By the time we got done, I calculated that I just enough time to get back to the Jahnmobile and fight my way thru traffic to get to the south side of town, where I was to meet two other Linksters for dinner. I didn't really want to end the time with Sandra, so I invited her along and she accepted. So, we braved the I-15 traffic all the way down to our exit, which was backed up almost a quarter of a mile. I almost missed it, 'cause I couldn't believe that the end of the line was actually the end of the line. By the time I saw my mistake, I was almost at the actual exit (Sandra -- who had been following me --had been smart enough to get in line at the proper place. I managed to squeeze into line and sat there wondering how she'd catch up to me. Not to worry, she had pulled out of line and come up next to me, so I let her in front of me. It seemed to take longer to make in off the exit and thru the intersection than to drive all the way down there.
All that notwithstanding, we made it to the restaurant with 15 minutes to spare. But guess who was late? By a half-hour yet! But, we had a great time, even bragging abuot being able to put the sap bucket together. (Maybe I need to change my LinkUp profile to put "Sap Bucket Assembler" under "Occupation"?) The people at the restaurant were very tolerant of us sitting there for so long, but at last we did have to leave. I came back and crashed in front of the TV -- exhausted, but happy. Fun times.
The thing about technology is that it's enabled us to come into contact with people all over the world. But only personal contact allows us to get closer. And that's what really counts in life. As the Master said: No machine will ever be greater than a man. Unless the man chooses to be less than a machine."
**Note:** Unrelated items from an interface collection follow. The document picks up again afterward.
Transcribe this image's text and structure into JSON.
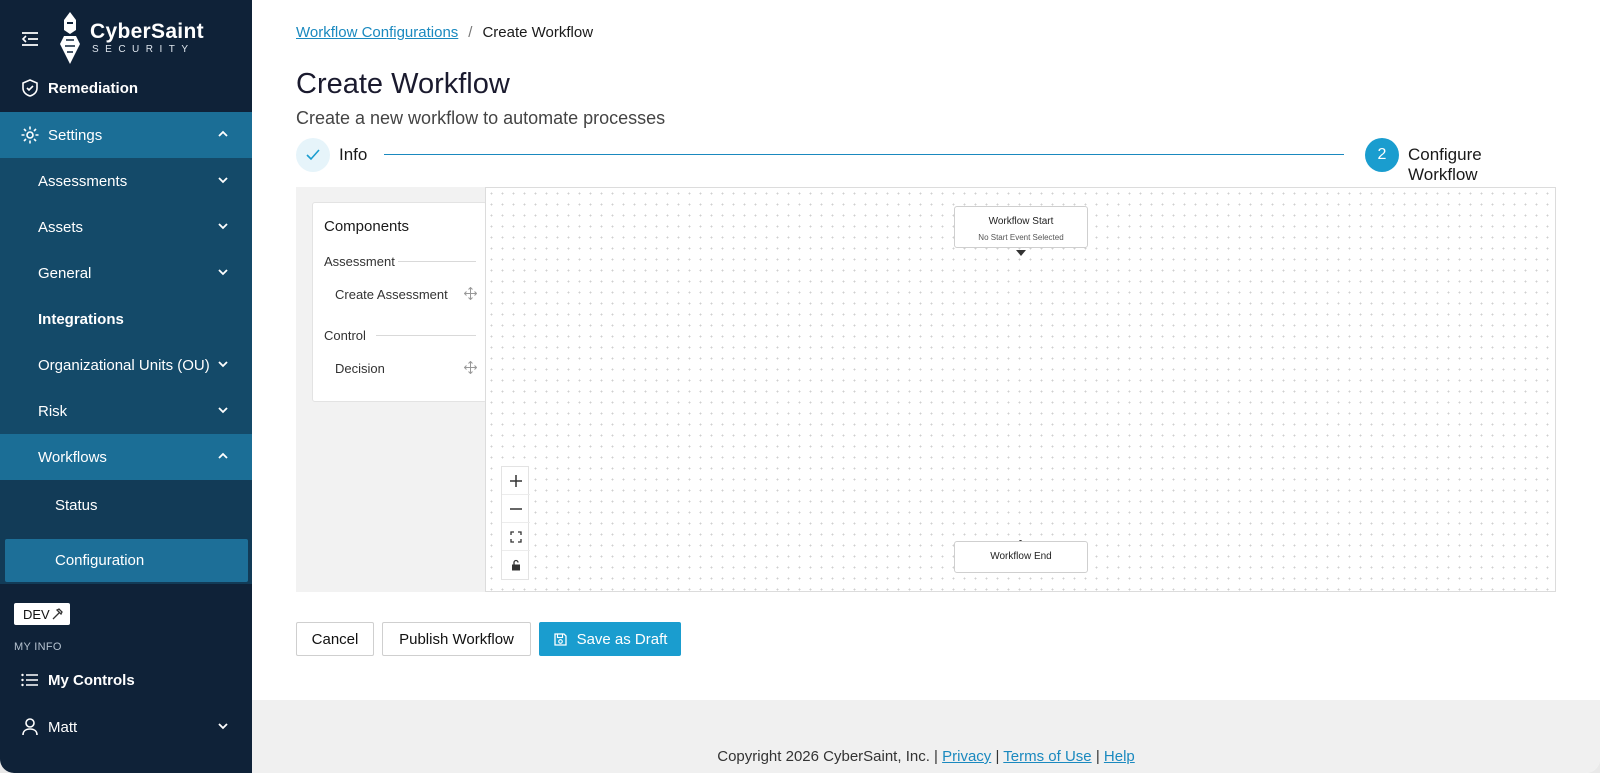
{
  "logo": {
    "name": "CyberSaint",
    "tagline": "SECURITY"
  },
  "sidebar": {
    "items": [
      {
        "label": "Remediation",
        "icon": "shield-check-icon"
      },
      {
        "label": "Settings",
        "icon": "gear-icon"
      },
      {
        "label": "Assessments"
      },
      {
        "label": "Assets"
      },
      {
        "label": "General"
      },
      {
        "label": "Integrations"
      },
      {
        "label": "Organizational Units (OU)"
      },
      {
        "label": "Risk"
      },
      {
        "label": "Workflows"
      },
      {
        "label": "Status"
      },
      {
        "label": "Configuration"
      },
      {
        "label": "My Controls",
        "icon": "list-icon"
      },
      {
        "label": "Matt",
        "icon": "user-icon"
      }
    ],
    "env_badge": "DEV",
    "section_label": "MY INFO"
  },
  "breadcrumb": {
    "parent": "Workflow Configurations",
    "separator": "/",
    "current": "Create Workflow"
  },
  "page": {
    "title": "Create Workflow",
    "subtitle": "Create a new workflow to automate processes"
  },
  "stepper": {
    "steps": [
      {
        "label": "Info",
        "state": "complete"
      },
      {
        "number": "2",
        "label": "Configure Workflow",
        "state": "active"
      }
    ]
  },
  "components": {
    "title": "Components",
    "groups": [
      {
        "category": "Assessment",
        "items": [
          "Create Assessment"
        ]
      },
      {
        "category": "Control",
        "items": [
          "Decision"
        ]
      }
    ]
  },
  "canvas": {
    "start_node": {
      "title": "Workflow Start",
      "subtitle": "No Start Event Selected"
    },
    "end_node": {
      "title": "Workflow End"
    }
  },
  "actions": {
    "cancel": "Cancel",
    "publish": "Publish Workflow",
    "save_draft": "Save as Draft"
  },
  "footer": {
    "copyright": "Copyright 2026 CyberSaint, Inc. |",
    "privacy": "Privacy",
    "sep": "|",
    "terms": "Terms of Use",
    "help": "Help"
  },
  "colors": {
    "sidebar_bg": "#0f2238",
    "accent": "#1a9dcf",
    "settings_bg": "#1b6e96",
    "link": "#1a89bf"
  }
}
Now I have to hope that Deb can make it up here, or I can make it down to Phoenix.
I wonder how she is at assembling sap buckets?